Remember it's always Beer O'Clock somewhere in the world!
Thursday, 8 December 2011
Before trivia on a Monday night, I often pickup my friend Jack after work to drive him to the pub. We however often have a couple of pre-drinks at mine, and this week we sampled the Anderson Valley IPA in both bottle and can form.
This is a an American craft brewery, which produce alot of good beers, the Summer Solstice also in a can is a wicked beer! The brewery is in California but is up in the sticks somewhere, as the back of the bottle shows. It is written partly in Boontling, the local dialect of the people of the Anderson Valley the language apparently developed in the 1800's sometime. The label also promises lots of hops, so I'm really looking forward to this IPA, it's one of my favourite styles.
So to make this a true blind tasting we had my lovely girlfriend Lizzie pour these for us thinking that they would look similar and as such it would be down to our powers of perception to determine which one was which. However it was pretty obvious straight away, to me at least, which was which.

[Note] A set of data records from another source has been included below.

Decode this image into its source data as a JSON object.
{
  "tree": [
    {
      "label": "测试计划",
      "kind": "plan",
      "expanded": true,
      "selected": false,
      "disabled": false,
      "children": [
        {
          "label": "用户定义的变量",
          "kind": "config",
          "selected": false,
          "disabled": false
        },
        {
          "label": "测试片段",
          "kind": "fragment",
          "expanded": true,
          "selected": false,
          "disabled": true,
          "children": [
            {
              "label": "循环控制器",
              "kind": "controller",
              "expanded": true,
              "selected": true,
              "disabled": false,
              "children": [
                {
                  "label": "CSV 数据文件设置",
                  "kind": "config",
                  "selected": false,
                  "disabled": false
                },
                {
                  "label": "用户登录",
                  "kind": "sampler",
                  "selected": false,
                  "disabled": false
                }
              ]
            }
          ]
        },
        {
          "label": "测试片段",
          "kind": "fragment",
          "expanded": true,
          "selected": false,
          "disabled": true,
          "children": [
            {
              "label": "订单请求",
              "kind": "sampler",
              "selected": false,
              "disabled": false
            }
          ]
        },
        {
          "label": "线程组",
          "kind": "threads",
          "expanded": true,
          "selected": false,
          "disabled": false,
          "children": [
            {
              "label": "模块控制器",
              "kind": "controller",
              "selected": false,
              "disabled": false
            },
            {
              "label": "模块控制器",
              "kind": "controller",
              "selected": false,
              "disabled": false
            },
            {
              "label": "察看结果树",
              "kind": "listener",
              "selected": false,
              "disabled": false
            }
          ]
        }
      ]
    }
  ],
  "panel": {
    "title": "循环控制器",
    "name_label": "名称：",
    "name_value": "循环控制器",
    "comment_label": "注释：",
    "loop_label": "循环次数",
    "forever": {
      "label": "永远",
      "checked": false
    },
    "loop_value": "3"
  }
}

The head on the beer poured from the bottle was pathetic, while the can beer had a big thick head. The colour of the can beer also looked darker. The lacing of both beers was quite good, but I'd personally much prefer the look of the can beer.
Anyway on the nose there was a distinct difference. Both have big caramelly malt's to go along with the expected big hops. The can has much more sweet fruit flavours on the nose as opposed to the bottle which has a strange bitter smell to it. It's very obvious that the can has protected the delicate elements of this beer significantly better. Both of these beers were brewed on the same day and were in the same shipment over so differing conditions can't be blamed, it's looking good for another resounding can victory...
The flavour difference in these two beers was amazing! The bottle beer was a flatter beer with less hop characteristics, it also had this very unusual aftertaste. It seemed, somewhat ironically, metallic... Make of that what you will. The can on the other hand had excellent carbonation and amazing floral hops. The aftertaste that made the bottle beer hard to drink was not present in the can at all. In a can this beer is spectacularly hoppy and incredibly tasty.
As Jack put it, it's like these are two different beers, thats how different they are! The bottle was hard to drink, because of this strange metallic aftertaste and both of us had to drink it first so we could finish on the can. The can was a fantastic beer, it's a very hoppy IPA and obviously won't appeal to everyone but those that like their hops this is the beer for you! Only buy this beer in a can though, it clearly can't handle the travel in the bottle. The can better protects the beer and preserves the hop taste for us to enjoy here in Australia. Another reason why to buy imported beers in cans! Victory to the can!!